Quote by thefitz

What kind of EQ'ing would you have to do to 'correct' the boomy lower notes?


That's a question hard to provide a correct answer with....
I am not an expert, I can only say what I do and that's mainly related to my actual amp, a Fender Pro Bass 400.

I use the parametric equalizer to cut some frequencies. Surprisingly, it's not by cutting the bass ( i.e. the 60 Hz knob) that you reduce the "boom", but cutting the mid-frequencies (i.e. 250 to 400). It's either that are those frequencies to be enhanced, or it's smg peculiar of my amp, really can't say.
The Fender Pro has a wonderful feature, a knob called "Room Control", which is supposed to adapt the sound of the amp to the room you're playing in ( soft surfaces as moquettes, sofas, curtains versus hard surfaces as glass, steel, walls) and a slight movement of this small knob is enough to completely change the sound. IT's really amazing. Seems like a powerful equalizer, even if the amp features one of its own.

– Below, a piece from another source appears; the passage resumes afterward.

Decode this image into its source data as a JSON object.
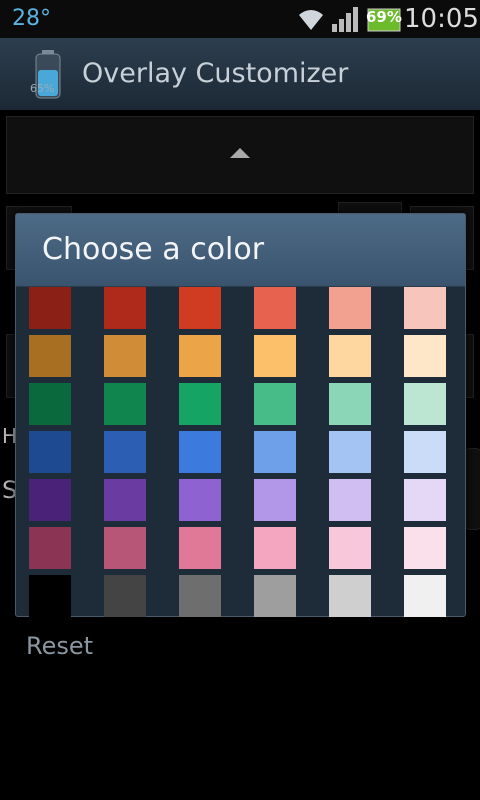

With both these regulations I avoided the problem, even if I seldom use pick ups in active mode.
#17
Yeah, I have the Fender Bassman 250 with a parametric EQ. I cut around 480Hz and compress until the notes are even. I also boost the shit out of my treble (and around 2.2kHz) as well.